WHAT TO DO
With every picture left out, give the data below back exactly.
* * * *
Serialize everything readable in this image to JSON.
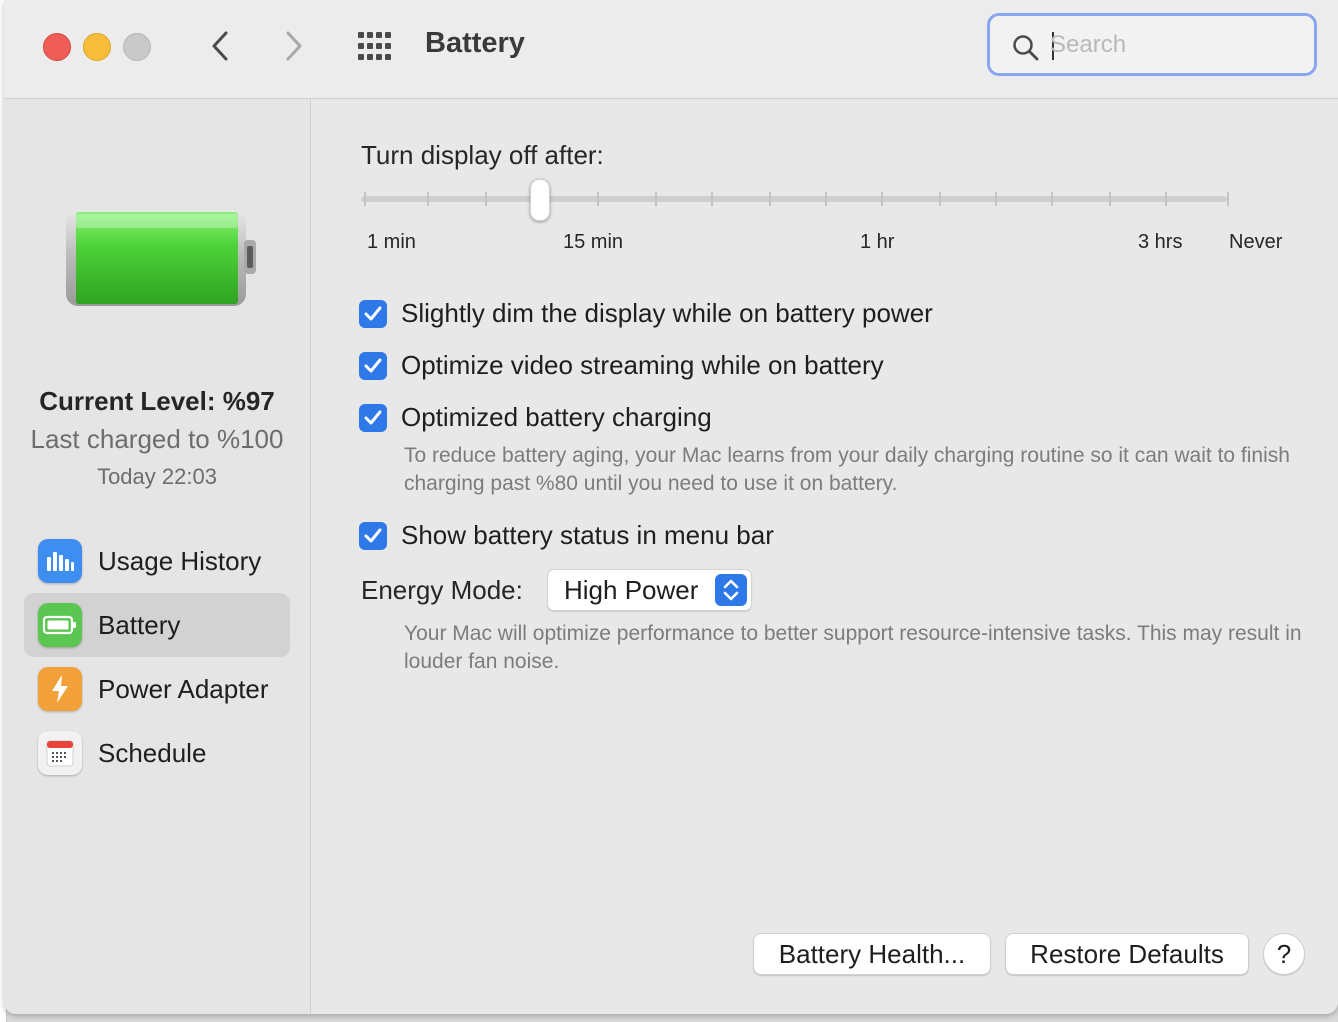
{
  "window": {
    "title": "Battery"
  },
  "search": {
    "placeholder": "Search",
    "value": ""
  },
  "sidebar": {
    "level_title": "Current Level: %97",
    "last_charged": "Last charged to %100",
    "charged_time": "Today 22:03",
    "items": [
      {
        "label": "Usage History",
        "icon": "bar-chart-icon",
        "color": "#3d8ef0",
        "selected": false
      },
      {
        "label": "Battery",
        "icon": "battery-icon",
        "color": "#5cc653",
        "selected": true
      },
      {
        "label": "Power Adapter",
        "icon": "lightning-icon",
        "color": "#f2a13a",
        "selected": false
      },
      {
        "label": "Schedule",
        "icon": "calendar-icon",
        "color": "#f2f2f2",
        "selected": false
      }
    ]
  },
  "display_slider": {
    "title": "Turn display off after:",
    "labels": [
      "1 min",
      "15 min",
      "1 hr",
      "3 hrs",
      "Never"
    ],
    "selected_value": "15 min"
  },
  "options": [
    {
      "label": "Slightly dim the display while on battery power",
      "checked": true
    },
    {
      "label": "Optimize video streaming while on battery",
      "checked": true
    },
    {
      "label": "Optimized battery charging",
      "checked": true
    },
    {
      "label": "Show battery status in menu bar",
      "checked": true
    }
  ],
  "charging_help": "To reduce battery aging, your Mac learns from your daily charging routine so it can wait to finish charging past %80 until you need to use it on battery.",
  "energy_mode": {
    "label": "Energy Mode:",
    "value": "High Power",
    "help": "Your Mac will optimize performance to better support resource-intensive tasks. This may result in louder fan noise."
  },
  "buttons": {
    "battery_health": "Battery Health...",
    "restore_defaults": "Restore Defaults",
    "help": "?"
  },
  "colors": {
    "accent": "#2f78e8",
    "battery_fill": "#4fd43a",
    "focus_ring": "#8aa6ee"
  }
}
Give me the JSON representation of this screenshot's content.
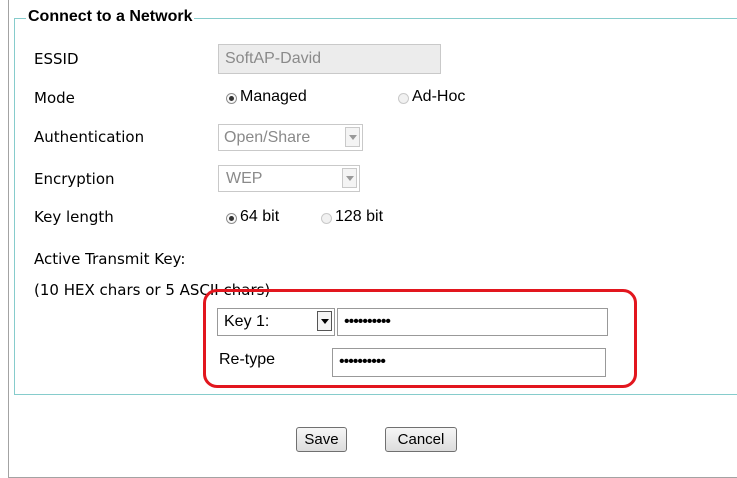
{
  "form": {
    "legend": "Connect to a Network",
    "essid": {
      "label": "ESSID",
      "value": "SoftAP-David"
    },
    "mode": {
      "label": "Mode",
      "options": [
        {
          "label": "Managed",
          "checked": true,
          "disabled": false
        },
        {
          "label": "Ad-Hoc",
          "checked": false,
          "disabled": true
        }
      ]
    },
    "authentication": {
      "label": "Authentication",
      "value": "Open/Share"
    },
    "encryption": {
      "label": "Encryption",
      "value": "WEP"
    },
    "key_length": {
      "label": "Key length",
      "options": [
        {
          "label": "64 bit",
          "checked": true,
          "disabled": false
        },
        {
          "label": "128 bit",
          "checked": false,
          "disabled": true
        }
      ]
    },
    "transmit_key": {
      "label": "Active Transmit Key:",
      "hint": "(10 HEX chars or 5 ASCII chars)",
      "key_select": "Key 1:",
      "key_value": "••••••••••",
      "retype_label": "Re-type",
      "retype_value": "••••••••••"
    }
  },
  "buttons": {
    "save": "Save",
    "cancel": "Cancel"
  },
  "colors": {
    "highlight": "#e2161e",
    "fieldset_border": "#86cccc"
  }
}
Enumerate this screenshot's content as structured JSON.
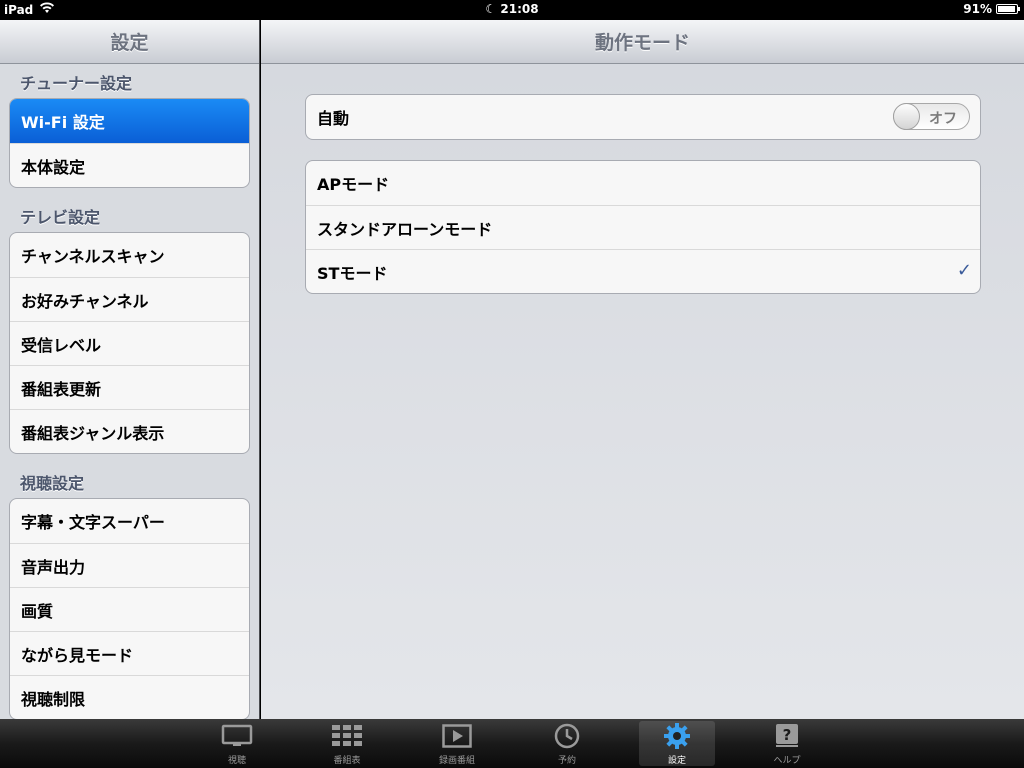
{
  "status": {
    "device": "iPad",
    "time": "21:08",
    "battery": "91%",
    "battery_level": 0.91
  },
  "sidebar": {
    "title": "設定",
    "sections": [
      {
        "header": "チューナー設定",
        "items": [
          "Wi-Fi 設定",
          "本体設定"
        ]
      },
      {
        "header": "テレビ設定",
        "items": [
          "チャンネルスキャン",
          "お好みチャンネル",
          "受信レベル",
          "番組表更新",
          "番組表ジャンル表示"
        ]
      },
      {
        "header": "視聴設定",
        "items": [
          "字幕・文字スーパー",
          "音声出力",
          "画質",
          "ながら見モード",
          "視聴制限"
        ]
      }
    ],
    "selected": "Wi-Fi 設定"
  },
  "main": {
    "title": "動作モード",
    "auto": {
      "label": "自動",
      "toggle": "オフ",
      "on": false
    },
    "modes": [
      "APモード",
      "スタンドアローンモード",
      "STモード"
    ],
    "selected_mode": "STモード",
    "check": "✓"
  },
  "tabs": [
    {
      "label": "視聴",
      "icon": "tv-icon"
    },
    {
      "label": "番組表",
      "icon": "grid-icon"
    },
    {
      "label": "録画番組",
      "icon": "play-icon"
    },
    {
      "label": "予約",
      "icon": "clock-icon"
    },
    {
      "label": "設定",
      "icon": "gear-icon",
      "active": true
    },
    {
      "label": "ヘルプ",
      "icon": "help-icon"
    }
  ]
}
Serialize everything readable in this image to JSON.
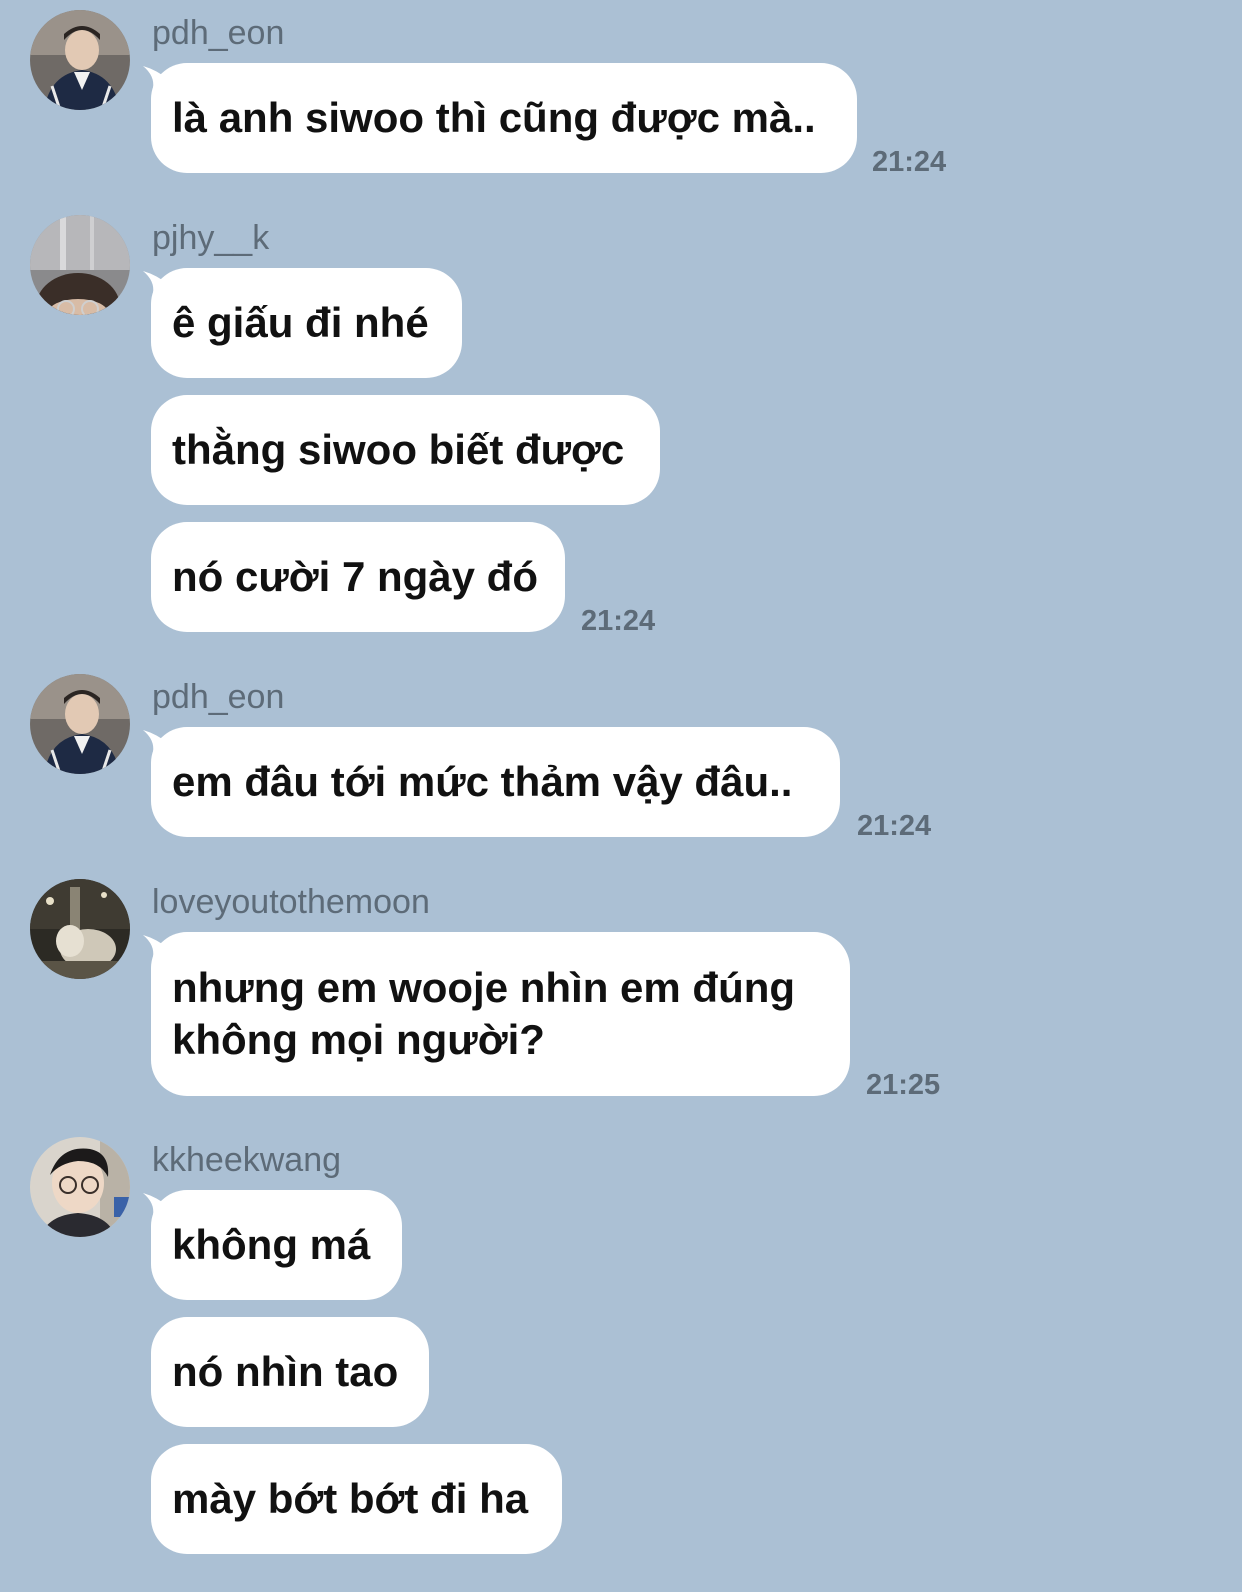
{
  "messages": [
    {
      "sender": "pdh_eon",
      "avatar": "avatar-pdh-eon",
      "bubbles": [
        "là anh siwoo thì cũng được mà.."
      ],
      "time": "21:24"
    },
    {
      "sender": "pjhy__k",
      "avatar": "avatar-pjhy-k",
      "bubbles": [
        "ê giấu đi nhé",
        "thằng siwoo biết được",
        "nó cười 7 ngày đó"
      ],
      "time": "21:24"
    },
    {
      "sender": "pdh_eon",
      "avatar": "avatar-pdh-eon",
      "bubbles": [
        "em đâu tới mức thảm vậy đâu.."
      ],
      "time": "21:24"
    },
    {
      "sender": "loveyoutothemoon",
      "avatar": "avatar-loveyoutothemoon",
      "bubbles": [
        "nhưng em wooje nhìn em đúng không mọi người?"
      ],
      "time": "21:25"
    },
    {
      "sender": "kkheekwang",
      "avatar": "avatar-kkheekwang",
      "bubbles": [
        "không má",
        "nó nhìn tao",
        "mày bớt bớt đi ha"
      ]
    }
  ],
  "colors": {
    "background": "#abc0d4",
    "bubble": "#ffffff",
    "meta_text": "#5d6b78",
    "message_text": "#111111"
  }
}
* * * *
SOLUTION FOR THIS EXERCISE
Serialize everything readable in this image to JSON.
{
  "window": {
    "title": "Battery"
  },
  "search": {
    "placeholder": "Search",
    "value": ""
  },
  "sidebar": {
    "level_title": "Current Level: %97",
    "last_charged": "Last charged to %100",
    "charged_time": "Today 22:03",
    "items": [
      {
        "label": "Usage History",
        "icon": "bar-chart-icon",
        "color": "#3d8ef0",
        "selected": false
      },
      {
        "label": "Battery",
        "icon": "battery-icon",
        "color": "#5cc653",
        "selected": true
      },
      {
        "label": "Power Adapter",
        "icon": "lightning-icon",
        "color": "#f2a13a",
        "selected": false
      },
      {
        "label": "Schedule",
        "icon": "calendar-icon",
        "color": "#f2f2f2",
        "selected": false
      }
    ]
  },
  "display_slider": {
    "title": "Turn display off after:",
    "labels": [
      "1 min",
      "15 min",
      "1 hr",
      "3 hrs",
      "Never"
    ],
    "selected_value": "15 min"
  },
  "options": [
    {
      "label": "Slightly dim the display while on battery power",
      "checked": true
    },
    {
      "label": "Optimize video streaming while on battery",
      "checked": true
    },
    {
      "label": "Optimized battery charging",
      "checked": true
    },
    {
      "label": "Show battery status in menu bar",
      "checked": true
    }
  ],
  "charging_help": "To reduce battery aging, your Mac learns from your daily charging routine so it can wait to finish charging past %80 until you need to use it on battery.",
  "energy_mode": {
    "label": "Energy Mode:",
    "value": "High Power",
    "help": "Your Mac will optimize performance to better support resource-intensive tasks. This may result in louder fan noise."
  },
  "buttons": {
    "battery_health": "Battery Health...",
    "restore_defaults": "Restore Defaults",
    "help": "?"
  },
  "colors": {
    "accent": "#2f78e8",
    "battery_fill": "#4fd43a",
    "focus_ring": "#8aa6ee"
  }
}
Give me the JSON representation of this screenshot's content.
{
  "form": {
    "legend": "Connect to a Network",
    "essid": {
      "label": "ESSID",
      "value": "SoftAP-David"
    },
    "mode": {
      "label": "Mode",
      "options": [
        {
          "label": "Managed",
          "checked": true,
          "disabled": false
        },
        {
          "label": "Ad-Hoc",
          "checked": false,
          "disabled": true
        }
      ]
    },
    "authentication": {
      "label": "Authentication",
      "value": "Open/Share"
    },
    "encryption": {
      "label": "Encryption",
      "value": "WEP"
    },
    "key_length": {
      "label": "Key length",
      "options": [
        {
          "label": "64 bit",
          "checked": true,
          "disabled": false
        },
        {
          "label": "128 bit",
          "checked": false,
          "disabled": true
        }
      ]
    },
    "transmit_key": {
      "label": "Active Transmit Key:",
      "hint": "(10 HEX chars or 5 ASCII chars)",
      "key_select": "Key 1:",
      "key_value": "••••••••••",
      "retype_label": "Re-type",
      "retype_value": "••••••••••"
    }
  },
  "buttons": {
    "save": "Save",
    "cancel": "Cancel"
  },
  "colors": {
    "highlight": "#e2161e",
    "fieldset_border": "#86cccc"
  }
}
Enumerate this screenshot's content as structured JSON.
{
  "status": {
    "device": "iPad",
    "time": "21:08",
    "battery": "91%",
    "battery_level": 0.91
  },
  "sidebar": {
    "title": "設定",
    "sections": [
      {
        "header": "チューナー設定",
        "items": [
          "Wi-Fi 設定",
          "本体設定"
        ]
      },
      {
        "header": "テレビ設定",
        "items": [
          "チャンネルスキャン",
          "お好みチャンネル",
          "受信レベル",
          "番組表更新",
          "番組表ジャンル表示"
        ]
      },
      {
        "header": "視聴設定",
        "items": [
          "字幕・文字スーパー",
          "音声出力",
          "画質",
          "ながら見モード",
          "視聴制限"
        ]
      }
    ],
    "selected": "Wi-Fi 設定"
  },
  "main": {
    "title": "動作モード",
    "auto": {
      "label": "自動",
      "toggle": "オフ",
      "on": false
    },
    "modes": [
      "APモード",
      "スタンドアローンモード",
      "STモード"
    ],
    "selected_mode": "STモード",
    "check": "✓"
  },
  "tabs": [
    {
      "label": "視聴",
      "icon": "tv-icon"
    },
    {
      "label": "番組表",
      "icon": "grid-icon"
    },
    {
      "label": "録画番組",
      "icon": "play-icon"
    },
    {
      "label": "予約",
      "icon": "clock-icon"
    },
    {
      "label": "設定",
      "icon": "gear-icon",
      "active": true
    },
    {
      "label": "ヘルプ",
      "icon": "help-icon"
    }
  ]
}
Serialize everything readable in this image to JSON.
{
  "messages": [
    {
      "sender": "pdh_eon",
      "avatar": "avatar-pdh-eon",
      "bubbles": [
        "là anh siwoo thì cũng được mà.."
      ],
      "time": "21:24"
    },
    {
      "sender": "pjhy__k",
      "avatar": "avatar-pjhy-k",
      "bubbles": [
        "ê giấu đi nhé",
        "thằng siwoo biết được",
        "nó cười 7 ngày đó"
      ],
      "time": "21:24"
    },
    {
      "sender": "pdh_eon",
      "avatar": "avatar-pdh-eon",
      "bubbles": [
        "em đâu tới mức thảm vậy đâu.."
      ],
      "time": "21:24"
    },
    {
      "sender": "loveyoutothemoon",
      "avatar": "avatar-loveyoutothemoon",
      "bubbles": [
        "nhưng em wooje nhìn em đúng không mọi người?"
      ],
      "time": "21:25"
    },
    {
      "sender": "kkheekwang",
      "avatar": "avatar-kkheekwang",
      "bubbles": [
        "không má",
        "nó nhìn tao",
        "mày bớt bớt đi ha"
      ]
    }
  ],
  "colors": {
    "background": "#abc0d4",
    "bubble": "#ffffff",
    "meta_text": "#5d6b78",
    "message_text": "#111111"
  }
}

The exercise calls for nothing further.